The actual pressure Pi detected in portion 2' of the gas conduit 2 is converted by the pressure sensor 7 into, for example, an analog electrical current or voltage proportional to the actual pressure Pi, in the form: Up =Pi ×Kp
where Kp may, for example, be a proportionality factor in Volts/Pa or Volts/mmHg or Volts/mbar, depending on the particular pressure sensor employed. From the analog voltage Up, a digital actual value P'i is generated by the second analog-to-digital converter 12 and processed by the automatic processing unit 10. Using the digital actual value P'i, the digital control variable Xp is computed pursuant to the following equation: Xp =[Ps -(P'i -Offset)]×(control constant)
where Ps is the digital target pressure value, "offset" is a value dependent on the particular pressure sensor used, and the "control constant" is a value dependent on the particular processor, the programming language and the control element or actuator 8 that is employed to adjust the flow and pressure of gas in the conduit 2.
The flow sensor 6 produces in accordance with a voltage UQ related to the actual flow value Qi in accordance with the following equation: UQ =Qi ×Kq
where Kq is derived from the non-linear output curve of the particular flow sensor used and is itself dependent on Qi.
From the voltage UQ, the digital actual value Q'i is generated by the first analog-to-digital converter 11 and processed by the automatic processing unit 10. Thus, a digital control variable XQ for the control valve 8 is provided by the following equation: XQ =[Qs -(Q'i -offset)]×(control constant)
where Qs is the digital target flow value, "offset" is a value dependent on the particular flow sensor used, and the "control constant" is dependent on the processor system, the programming language and the particular control element or actuator that is employed.
Depending on which of the setting or flow/pressure variables dominates, Xp or XQ is converted into a corresponding pulse-duration modulated signal by the modulator 13 of or associated with the automatic processing unit 10, and the converted signal is supplied to the proportional valve 8. The control process for adjusting the valve 8 may preferably utilize a proportional/integral control method or algorithm.
During automatic operation--which may, for example, be initiated through the input device 20 (FIG. 3)--the control device is dynamically adjusted to cause the gas pressure and flow in the conduit 2 to behave as, in general, indicated in FIG. 2. The control device 1 detects any decrease in pressure in the conduit 2, regardless of its cause--as by the escape of gas into the abdominal cavity or through an insufflation instrument 32. On the other hand, during normal (i.e. non-automatic) operation, the control element or actuator such, for example, as the proportional valve 8 is caused to close or shut off if either the pressure or flow of gas exceeds its maximum pre-established limit value.
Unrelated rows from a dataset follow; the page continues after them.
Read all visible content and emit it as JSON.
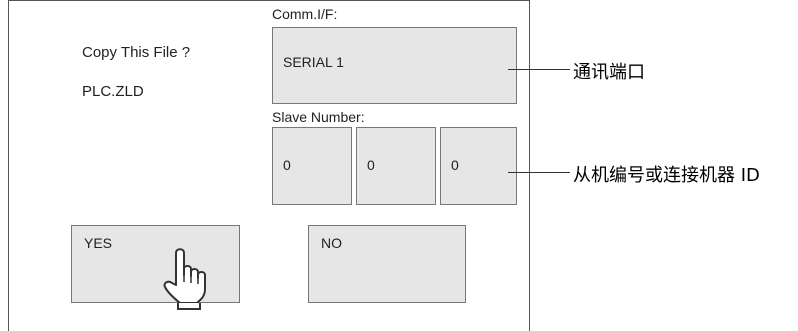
{
  "dialog": {
    "prompt": "Copy This File ?",
    "filename": "PLC.ZLD",
    "comm_label": "Comm.I/F:",
    "comm_value": "SERIAL  1",
    "slave_label": "Slave Number:",
    "slave_values": [
      "0",
      "0",
      "0"
    ],
    "yes_label": "YES",
    "no_label": "NO"
  },
  "annotations": {
    "comm_port": "通讯端口",
    "slave_id": "从机编号或连接机器 ID"
  },
  "icons": {
    "pointer": "hand-pointer-icon"
  },
  "colors": {
    "button_bg": "#e6e6e6",
    "border": "#777777"
  }
}
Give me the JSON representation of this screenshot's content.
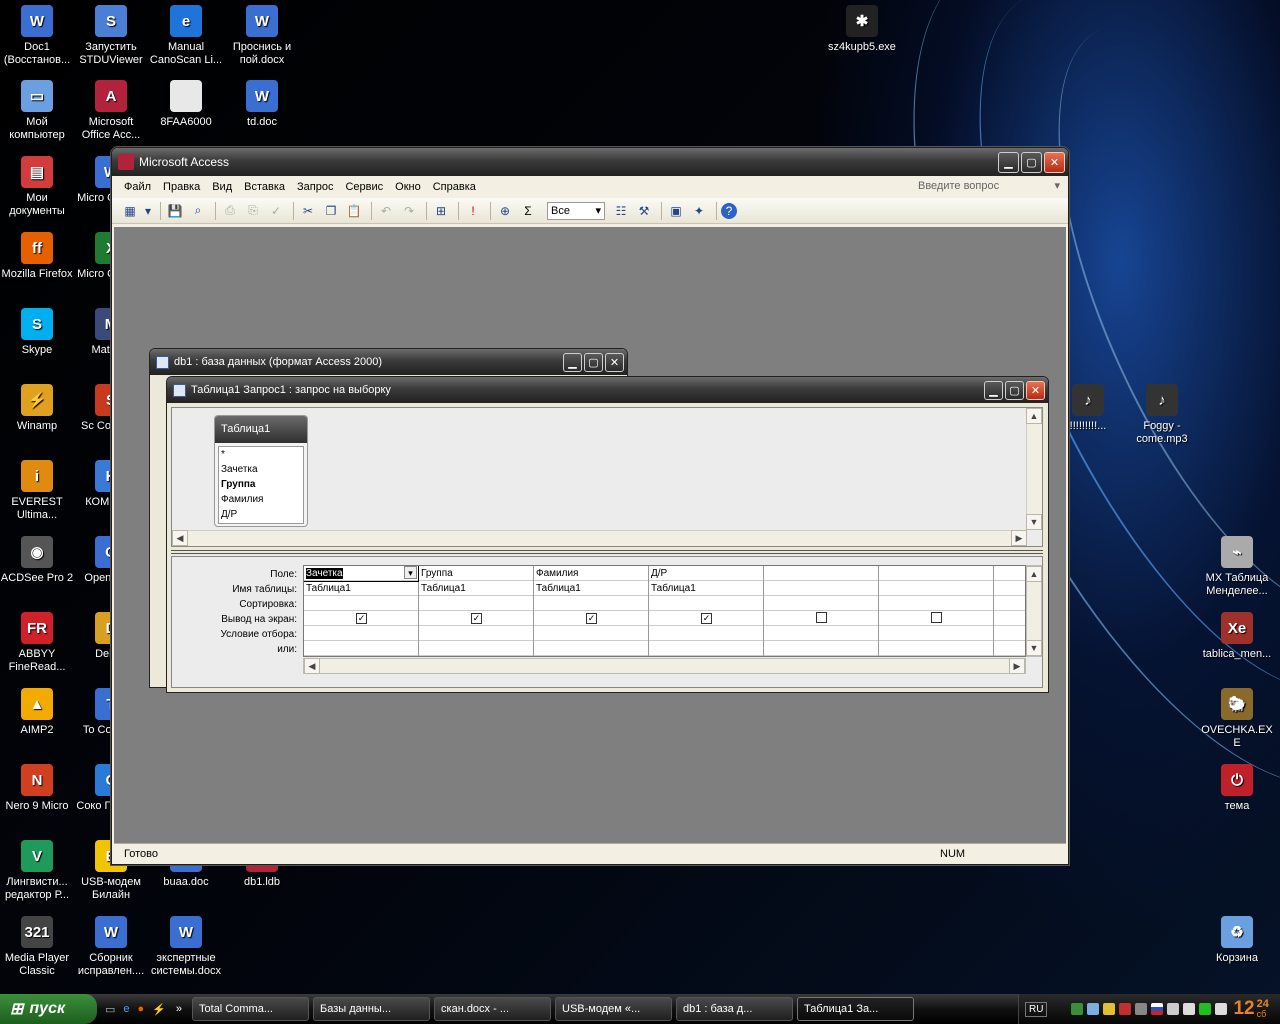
{
  "desktop_icons": [
    {
      "name": "Doc1 (Восстанов...",
      "icon": "word-doc-icon",
      "color": "#3a6fd1",
      "g": "W"
    },
    {
      "name": "Запустить STDUViewer",
      "icon": "stdu-viewer-icon",
      "color": "#4b7fd6",
      "g": "S"
    },
    {
      "name": "Manual CanoScan Li...",
      "icon": "ie-icon",
      "color": "#1f74d9",
      "g": "e"
    },
    {
      "name": "Проснись и пой.docx",
      "icon": "word-doc-icon",
      "color": "#3a6fd1",
      "g": "W"
    },
    {
      "name": "Мой компьютер",
      "icon": "my-computer-icon",
      "color": "#6c9fe0",
      "g": "▭"
    },
    {
      "name": "Microsoft Office Acc...",
      "icon": "access-icon",
      "color": "#b2223b",
      "g": "A"
    },
    {
      "name": "8FAA6000",
      "icon": "blank-file-icon",
      "color": "#e8e8e8",
      "g": ""
    },
    {
      "name": "td.doc",
      "icon": "word-doc-icon",
      "color": "#3a6fd1",
      "g": "W"
    },
    {
      "name": "Мои документы",
      "icon": "my-documents-icon",
      "color": "#d23c3c",
      "g": "▤"
    },
    {
      "name": "Micro Office...",
      "icon": "office-icon",
      "color": "#3a6fd1",
      "g": "W"
    },
    {
      "name": "Mozilla Firefox",
      "icon": "firefox-icon",
      "color": "#e66000",
      "g": "ff"
    },
    {
      "name": "Micro Office...",
      "icon": "excel-icon",
      "color": "#1f7a32",
      "g": "X"
    },
    {
      "name": "Skype",
      "icon": "skype-icon",
      "color": "#00aff0",
      "g": "S"
    },
    {
      "name": "Mathc...",
      "icon": "mathcad-icon",
      "color": "#3a4a7a",
      "g": "M"
    },
    {
      "name": "Winamp",
      "icon": "winamp-icon",
      "color": "#e0a020",
      "g": "⚡"
    },
    {
      "name": "Sc Conver...",
      "icon": "converter-icon",
      "color": "#c83a1e",
      "g": "S"
    },
    {
      "name": "EVEREST Ultima...",
      "icon": "everest-icon",
      "color": "#e08a10",
      "g": "i"
    },
    {
      "name": "КОМП... V",
      "icon": "kompas-icon",
      "color": "#3a7ad6",
      "g": "K"
    },
    {
      "name": "ACDSee Pro 2",
      "icon": "acdsee-icon",
      "color": "#555",
      "g": "◉"
    },
    {
      "name": "OpenC... 3",
      "icon": "openoffice-icon",
      "color": "#3a6fd1",
      "g": "O"
    },
    {
      "name": "ABBYY FineRead...",
      "icon": "abbyy-icon",
      "color": "#d0202a",
      "g": "FR"
    },
    {
      "name": "Delp...",
      "icon": "delphi-icon",
      "color": "#d8a020",
      "g": "D"
    },
    {
      "name": "AIMP2",
      "icon": "aimp-icon",
      "color": "#f2a900",
      "g": "▲"
    },
    {
      "name": "To Comm...",
      "icon": "total-commander-icon",
      "color": "#3a6fd1",
      "g": "T"
    },
    {
      "name": "Nero 9 Micro",
      "icon": "nero-icon",
      "color": "#d04020",
      "g": "N"
    },
    {
      "name": "Соко Персо...",
      "icon": "app-icon",
      "color": "#2a7ad8",
      "g": "C"
    },
    {
      "name": "Лингвисти... редактор Р...",
      "icon": "lingvo-icon",
      "color": "#1f9a5a",
      "g": "V"
    },
    {
      "name": "USB-модем Билайн",
      "icon": "usb-modem-icon",
      "color": "#f2c400",
      "g": "B"
    },
    {
      "name": "buaa.doc",
      "icon": "word-doc-icon",
      "color": "#3a6fd1",
      "g": "W"
    },
    {
      "name": "db1.ldb",
      "icon": "ldb-file-icon",
      "color": "#b2223b",
      "g": "A"
    },
    {
      "name": "Media Player Classic",
      "icon": "mpc-icon",
      "color": "#444",
      "g": "321"
    },
    {
      "name": "Сборник исправлен....",
      "icon": "word-doc-icon",
      "color": "#3a6fd1",
      "g": "W"
    },
    {
      "name": "экспертные системы.docx",
      "icon": "word-doc-icon",
      "color": "#3a6fd1",
      "g": "W"
    },
    {
      "name": "sz4kupb5.exe",
      "icon": "spider-exe-icon",
      "color": "#222",
      "g": "✱"
    },
    {
      "name": "!!!!!!!!!...",
      "icon": "music-note-icon",
      "color": "#333",
      "g": "♪"
    },
    {
      "name": "Foggy - come.mp3",
      "icon": "mp3-file-icon",
      "color": "#333",
      "g": "♪"
    },
    {
      "name": "MX Таблица Менделее...",
      "icon": "mx-table-icon",
      "color": "#aaa",
      "g": "⌁"
    },
    {
      "name": "tablica_men...",
      "icon": "image-file-icon",
      "color": "#a0302a",
      "g": "Xe"
    },
    {
      "name": "OVECHKA.EXE",
      "icon": "sheep-exe-icon",
      "color": "#8a6a2a",
      "g": "🐑"
    },
    {
      "name": "тема",
      "icon": "theme-icon",
      "color": "#c0202a",
      "g": "⏻"
    },
    {
      "name": "Корзина",
      "icon": "recycle-bin-icon",
      "color": "#6aa0e0",
      "g": "♻"
    }
  ],
  "access": {
    "title": "Microsoft Access",
    "menu": [
      "Файл",
      "Правка",
      "Вид",
      "Вставка",
      "Запрос",
      "Сервис",
      "Окно",
      "Справка"
    ],
    "ask_placeholder": "Введите вопрос",
    "toolbar_combo": "Все",
    "status_left": "Готово",
    "status_right": "NUM"
  },
  "db_window": {
    "title": "db1 : база данных (формат Access 2000)"
  },
  "query_window": {
    "title": "Таблица1 Запрос1 : запрос на выборку",
    "field_list": {
      "title": "Таблица1",
      "fields": [
        "*",
        "Зачетка",
        "Группа",
        "Фамилия",
        "Д/Р"
      ]
    },
    "row_labels": [
      "Поле:",
      "Имя таблицы:",
      "Сортировка:",
      "Вывод на экран:",
      "Условие отбора:",
      "или:"
    ],
    "columns": [
      {
        "field": "Зачетка",
        "table": "Таблица1",
        "show": true
      },
      {
        "field": "Группа",
        "table": "Таблица1",
        "show": true
      },
      {
        "field": "Фамилия",
        "table": "Таблица1",
        "show": true
      },
      {
        "field": "Д/Р",
        "table": "Таблица1",
        "show": true
      },
      {
        "field": "",
        "table": "",
        "show": false
      },
      {
        "field": "",
        "table": "",
        "show": false
      },
      {
        "field": "",
        "table": "",
        "show": null
      }
    ]
  },
  "taskbar": {
    "start_label": "пуск",
    "buttons": [
      "Total Comma...",
      "Базы данны...",
      "скан.docx - ...",
      "USB-модем «...",
      "db1 : база д...",
      "Таблица1 За..."
    ],
    "lang": "RU",
    "time": "12",
    "time_min": "24",
    "day": "сб"
  }
}
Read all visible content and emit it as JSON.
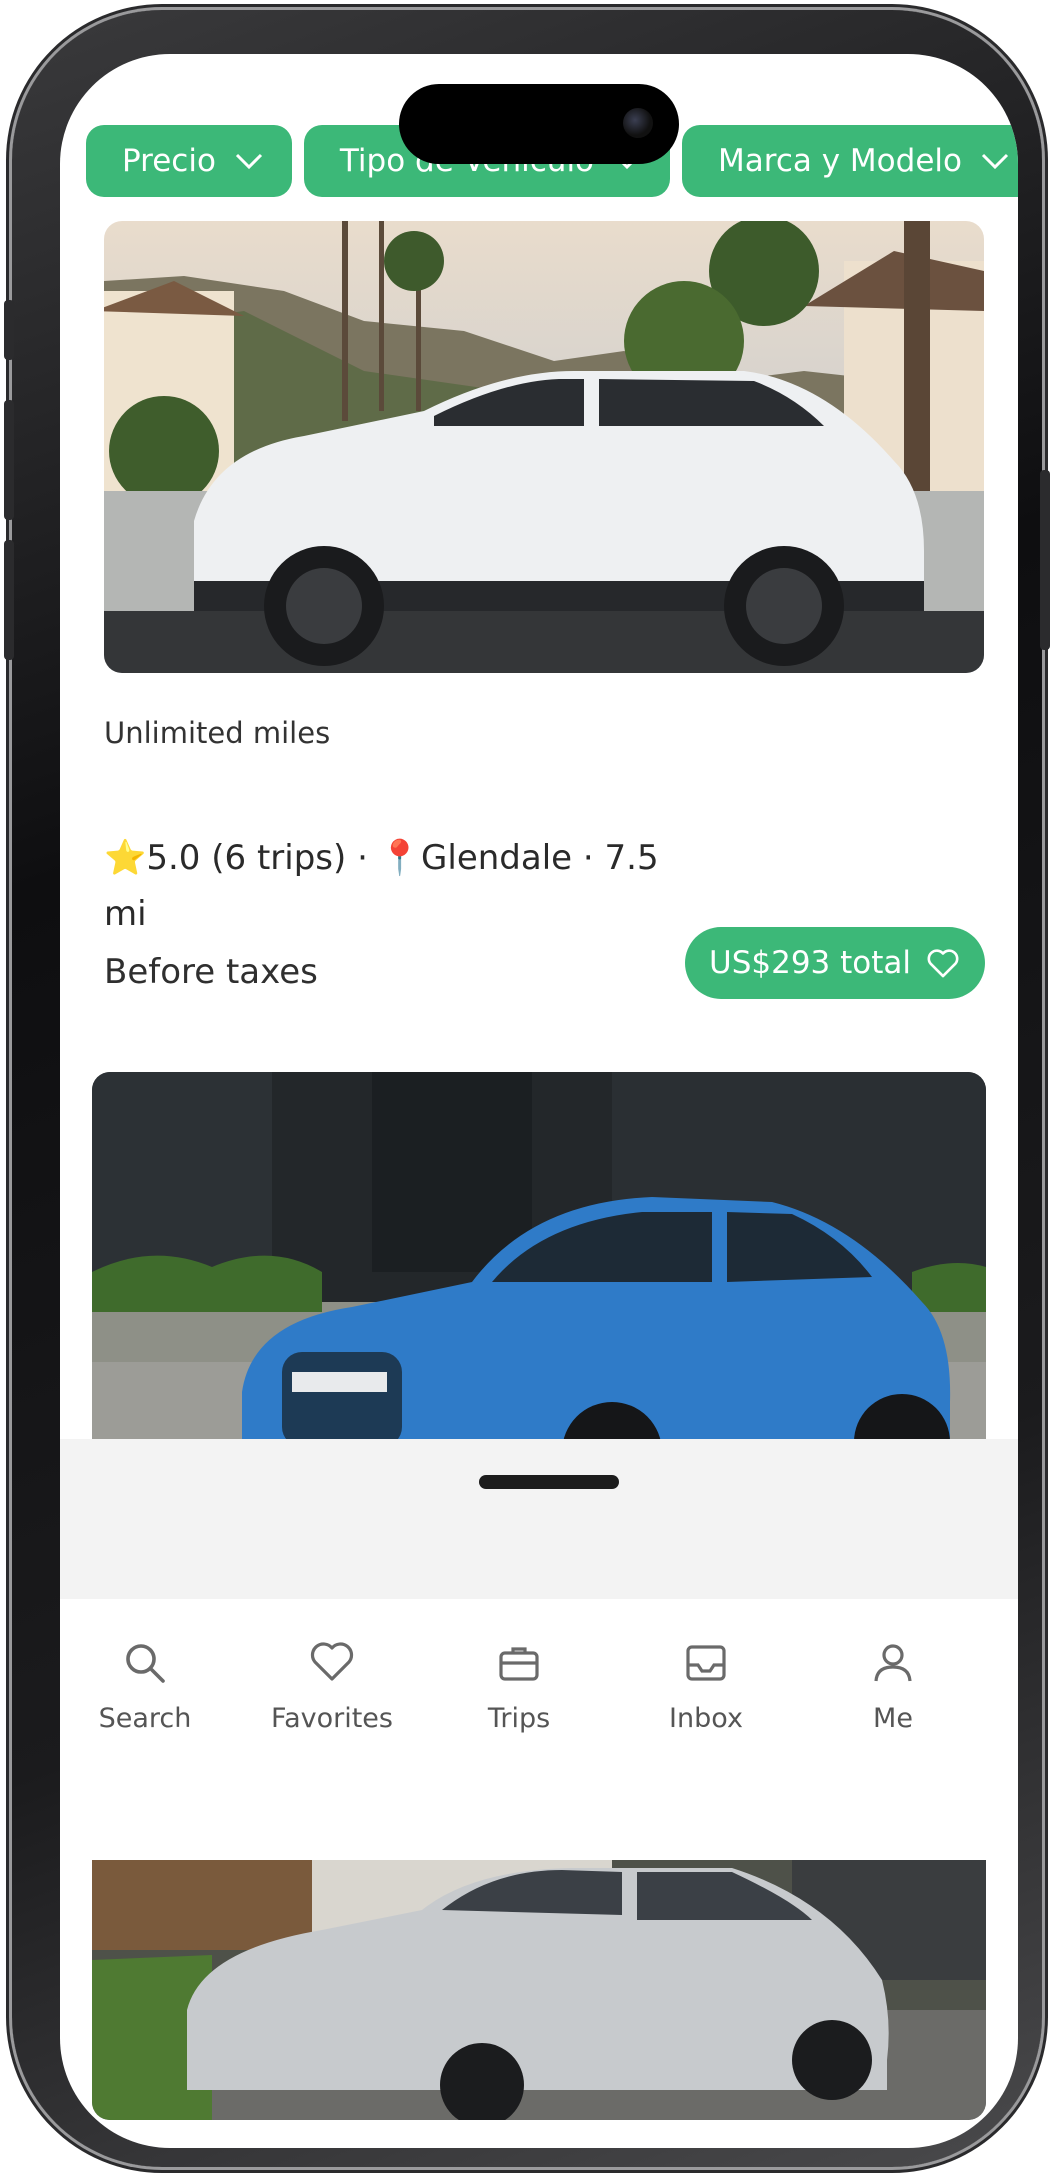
{
  "filters": [
    {
      "label": "Precio"
    },
    {
      "label": "Tipo de Vehículo"
    },
    {
      "label": "Marca y Modelo"
    }
  ],
  "listing": {
    "feature": "Unlimited miles",
    "star_emoji": "⭐",
    "rating": "5.0",
    "trips": "(6 trips)",
    "pin_emoji": "📍",
    "location": "Glendale",
    "distance": "7.5 mi",
    "tax_note": "Before taxes",
    "price": "US$293 total"
  },
  "nav": {
    "items": [
      {
        "label": "Search",
        "icon": "search-icon"
      },
      {
        "label": "Favorites",
        "icon": "heart-icon"
      },
      {
        "label": "Trips",
        "icon": "briefcase-icon"
      },
      {
        "label": "Inbox",
        "icon": "inbox-icon"
      },
      {
        "label": "Me",
        "icon": "user-icon"
      }
    ]
  },
  "colors": {
    "accent": "#3cb878",
    "text": "#2a2a2a",
    "sheet": "#f3f3f3"
  }
}
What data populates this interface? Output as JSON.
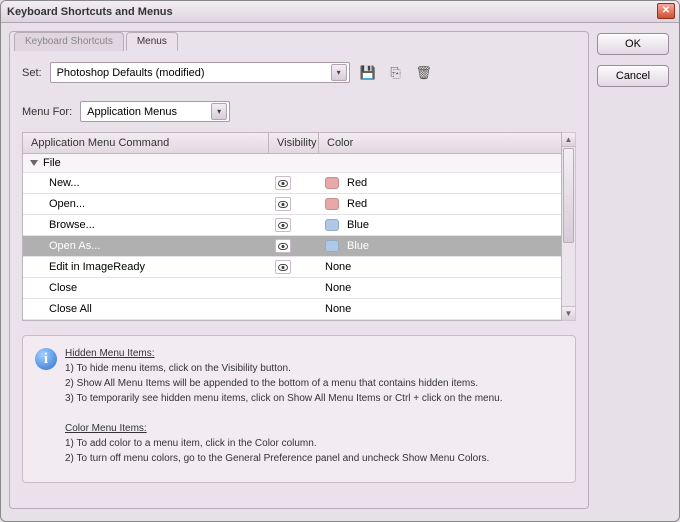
{
  "title": "Keyboard Shortcuts and Menus",
  "buttons": {
    "ok": "OK",
    "cancel": "Cancel"
  },
  "tabs": {
    "shortcuts": "Keyboard Shortcuts",
    "menus": "Menus",
    "active": "menus"
  },
  "set": {
    "label": "Set:",
    "value": "Photoshop Defaults (modified)"
  },
  "menuFor": {
    "label": "Menu For:",
    "value": "Application Menus"
  },
  "grid": {
    "headers": {
      "command": "Application Menu Command",
      "visibility": "Visibility",
      "color": "Color"
    },
    "group": "File",
    "rows": [
      {
        "cmd": "New...",
        "visible": true,
        "color": "Red",
        "swatch": "red",
        "selected": false
      },
      {
        "cmd": "Open...",
        "visible": true,
        "color": "Red",
        "swatch": "red",
        "selected": false
      },
      {
        "cmd": "Browse...",
        "visible": true,
        "color": "Blue",
        "swatch": "blue",
        "selected": false
      },
      {
        "cmd": "Open As...",
        "visible": true,
        "color": "Blue",
        "swatch": "blue",
        "selected": true
      },
      {
        "cmd": "Edit in ImageReady",
        "visible": true,
        "color": "None",
        "swatch": "",
        "selected": false
      },
      {
        "cmd": "Close",
        "visible": false,
        "color": "None",
        "swatch": "",
        "selected": false
      },
      {
        "cmd": "Close All",
        "visible": false,
        "color": "None",
        "swatch": "",
        "selected": false
      }
    ]
  },
  "info": {
    "hiddenHead": "Hidden Menu Items:",
    "hidden1": "1) To hide menu items, click on the Visibility button.",
    "hidden2": "2) Show All Menu Items will be appended to the bottom of a menu that contains hidden items.",
    "hidden3": "3) To temporarily see hidden menu items, click on Show All Menu Items or Ctrl + click on the menu.",
    "colorHead": "Color Menu Items:",
    "color1": "1) To add color to a menu item, click in the Color column.",
    "color2": "2) To turn off menu colors, go to the General Preference panel and uncheck Show Menu Colors."
  }
}
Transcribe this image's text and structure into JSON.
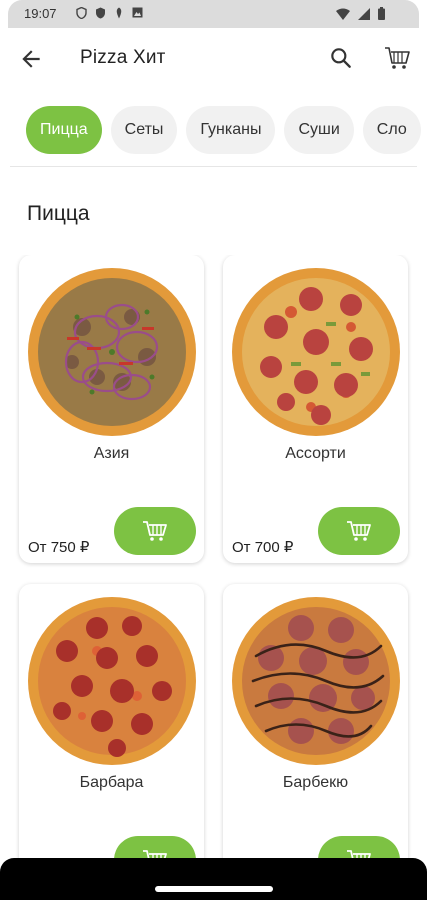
{
  "status": {
    "time": "19:07"
  },
  "header": {
    "title": "Pizza Хит"
  },
  "chips": [
    "Пицца",
    "Сеты",
    "Гунканы",
    "Суши",
    "Сло"
  ],
  "section_title": "Пицца",
  "products": [
    {
      "name": "Азия",
      "price": "От 750 ₽"
    },
    {
      "name": "Ассорти",
      "price": "От 700 ₽"
    },
    {
      "name": "Барбара",
      "price": ""
    },
    {
      "name": "Барбекю",
      "price": ""
    }
  ],
  "colors": {
    "accent": "#7dc243",
    "crust": "#e39a3a",
    "sauce": "#d9532b",
    "pepperoni": "#a8302a"
  }
}
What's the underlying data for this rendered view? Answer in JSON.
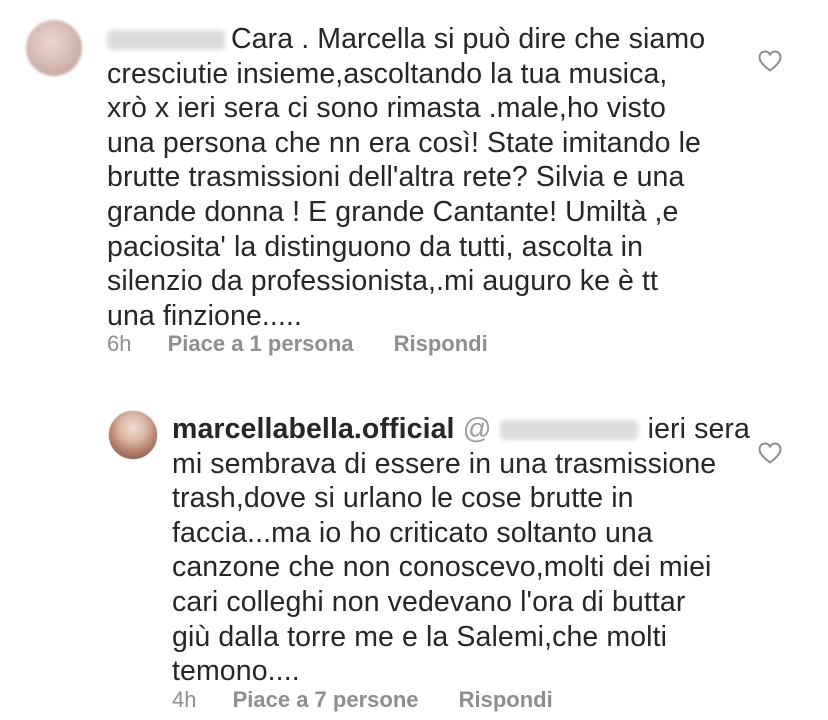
{
  "comments": [
    {
      "mention_hidden": "",
      "lines": [
        "Cara . Marcella si può dire che siamo",
        "cresciutie insieme,ascoltando la tua musica,",
        "xrò x ieri sera ci sono rimasta .male,ho visto",
        "una persona che nn era così! State imitando le",
        "brutte trasmissioni dell'altra rete? Silvia e una",
        "grande donna ! E grande Cantante! Umiltà ,e",
        "paciosita' la distinguono da tutti, ascolta in",
        "silenzio da professionista,.mi auguro ke è tt",
        "una finzione....."
      ],
      "time": "6h",
      "likes": "Piace a 1 persona",
      "reply": "Rispondi",
      "heart_icon": "heart-outline-icon"
    },
    {
      "username": "marcellabella.official",
      "mention_prefix": "@",
      "lines": [
        "ieri sera",
        "mi sembrava di essere in una trasmissione",
        "trash,dove si urlano le cose brutte in",
        "faccia...ma io ho criticato soltanto una",
        "canzone che non conoscevo,molti dei miei",
        "cari colleghi non vedevano l'ora di buttar",
        "giù dalla torre me e la Salemi,che molti",
        "temono...."
      ],
      "time": "4h",
      "likes": "Piace a 7 persone",
      "reply": "Rispondi",
      "heart_icon": "heart-outline-icon"
    }
  ],
  "colors": {
    "text": "#262626",
    "meta": "#8e8e8e",
    "background": "#ffffff"
  }
}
In cases where values other than actual pressure and flow values are used, the control element or valve 8 may be regulated through a proportional/integral control process or algorithm.
In accordance with the present invention, therefore, a patient is not placed under unnecessary stress during insufflation when an operator activates the automatic operation mode of the insufflation device, since the control device 1 reduces the pressure in the body cavity of a patient when any decrease in pressure is detected--which often occurs during examination--while keeping the body cavity adequately open for examination.
Thus, while there have been shown and described and pointed out fundamental novel features of the invention as applied to preferred embodiments thereof, it will be understood that various omissions and substitutions and changes in the form and details of the disclosed invention may be made by those skilled in the art without departing from the spirit of the invention. It is the intention, therefore, to be limited only as indicated by the scope of the claims appended hereto.